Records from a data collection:
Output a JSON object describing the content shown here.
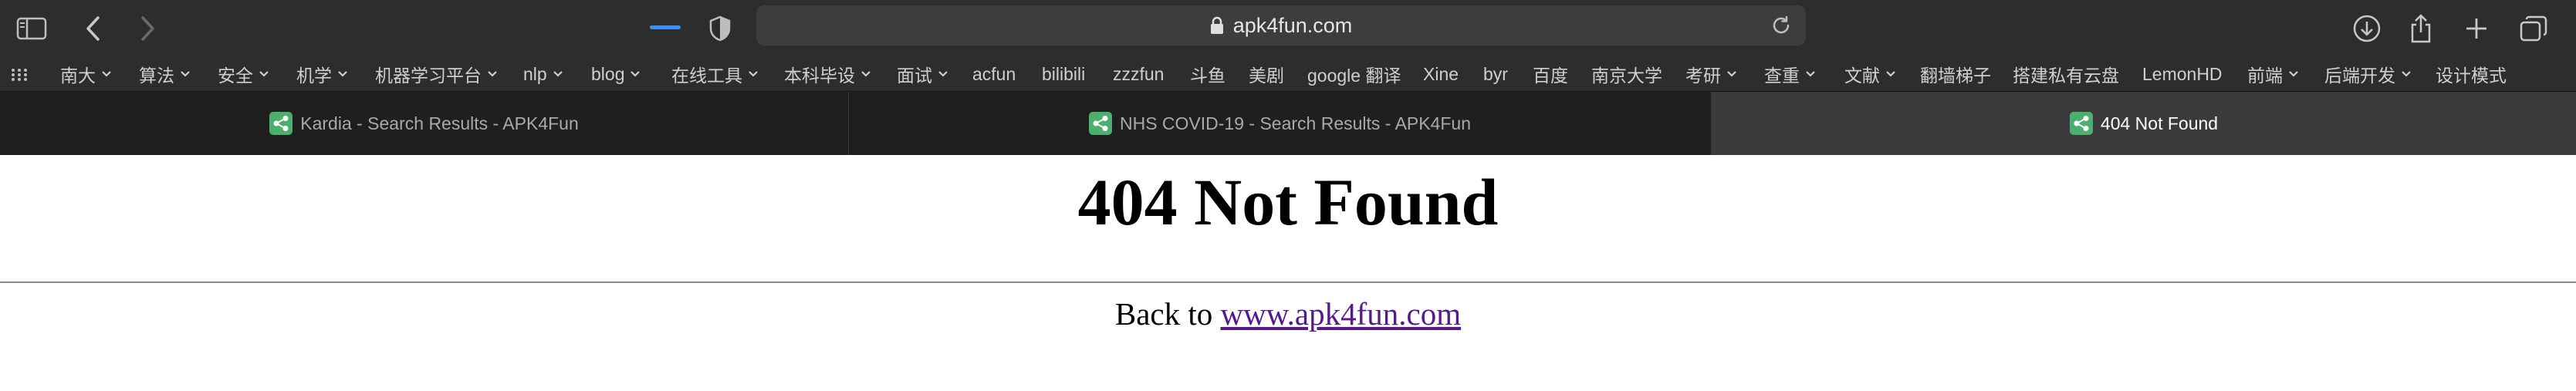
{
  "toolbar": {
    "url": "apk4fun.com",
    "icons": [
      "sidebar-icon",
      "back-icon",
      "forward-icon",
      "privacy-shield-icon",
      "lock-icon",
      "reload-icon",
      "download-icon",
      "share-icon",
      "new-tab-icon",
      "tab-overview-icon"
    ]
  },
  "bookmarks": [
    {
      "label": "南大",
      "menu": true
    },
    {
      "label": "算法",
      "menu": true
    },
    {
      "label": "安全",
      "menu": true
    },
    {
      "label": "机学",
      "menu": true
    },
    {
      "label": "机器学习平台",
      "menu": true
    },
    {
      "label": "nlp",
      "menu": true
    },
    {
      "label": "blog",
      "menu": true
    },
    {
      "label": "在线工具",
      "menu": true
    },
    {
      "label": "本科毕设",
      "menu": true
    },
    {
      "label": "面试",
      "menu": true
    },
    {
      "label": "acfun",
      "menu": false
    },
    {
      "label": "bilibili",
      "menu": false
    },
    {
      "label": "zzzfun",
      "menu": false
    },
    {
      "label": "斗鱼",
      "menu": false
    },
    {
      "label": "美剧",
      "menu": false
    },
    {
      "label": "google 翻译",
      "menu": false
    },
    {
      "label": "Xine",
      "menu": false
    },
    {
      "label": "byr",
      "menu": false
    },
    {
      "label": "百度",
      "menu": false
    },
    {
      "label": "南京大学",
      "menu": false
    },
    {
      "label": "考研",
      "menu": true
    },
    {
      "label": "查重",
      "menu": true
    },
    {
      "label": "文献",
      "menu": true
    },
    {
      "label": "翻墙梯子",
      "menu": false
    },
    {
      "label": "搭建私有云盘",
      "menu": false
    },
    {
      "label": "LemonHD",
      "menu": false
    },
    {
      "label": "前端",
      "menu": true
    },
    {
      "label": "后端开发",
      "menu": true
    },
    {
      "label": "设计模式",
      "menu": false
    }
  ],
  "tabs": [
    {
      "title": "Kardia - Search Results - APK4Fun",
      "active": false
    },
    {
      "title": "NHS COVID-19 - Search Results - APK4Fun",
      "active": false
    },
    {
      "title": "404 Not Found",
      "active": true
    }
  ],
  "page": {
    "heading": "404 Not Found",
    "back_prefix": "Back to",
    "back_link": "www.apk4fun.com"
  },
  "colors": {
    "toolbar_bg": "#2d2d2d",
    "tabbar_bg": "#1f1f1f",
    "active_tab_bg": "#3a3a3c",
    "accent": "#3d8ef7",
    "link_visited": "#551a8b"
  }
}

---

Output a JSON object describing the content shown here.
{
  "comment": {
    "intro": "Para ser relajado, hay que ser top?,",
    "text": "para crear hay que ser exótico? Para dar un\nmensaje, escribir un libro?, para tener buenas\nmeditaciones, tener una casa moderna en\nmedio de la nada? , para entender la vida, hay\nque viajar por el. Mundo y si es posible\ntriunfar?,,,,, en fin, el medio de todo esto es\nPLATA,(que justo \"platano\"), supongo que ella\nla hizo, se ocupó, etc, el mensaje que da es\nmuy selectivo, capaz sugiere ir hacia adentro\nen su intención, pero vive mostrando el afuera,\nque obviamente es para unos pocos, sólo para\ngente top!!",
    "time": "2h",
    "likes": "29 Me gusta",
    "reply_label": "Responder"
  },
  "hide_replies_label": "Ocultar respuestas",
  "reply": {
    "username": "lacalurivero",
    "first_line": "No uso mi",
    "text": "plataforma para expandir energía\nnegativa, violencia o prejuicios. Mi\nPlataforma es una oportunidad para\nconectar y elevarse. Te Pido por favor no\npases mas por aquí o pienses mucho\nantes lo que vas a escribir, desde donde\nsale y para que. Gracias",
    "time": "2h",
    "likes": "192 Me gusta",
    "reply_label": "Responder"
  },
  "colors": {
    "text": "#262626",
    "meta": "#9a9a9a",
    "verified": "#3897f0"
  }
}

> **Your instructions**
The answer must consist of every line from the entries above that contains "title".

> **Solution to the exercise**
      "title": "Kardia - Search Results - APK4Fun",
      "title": "NHS COVID-19 - Search Results - APK4Fun",
      "title": "404 Not Found",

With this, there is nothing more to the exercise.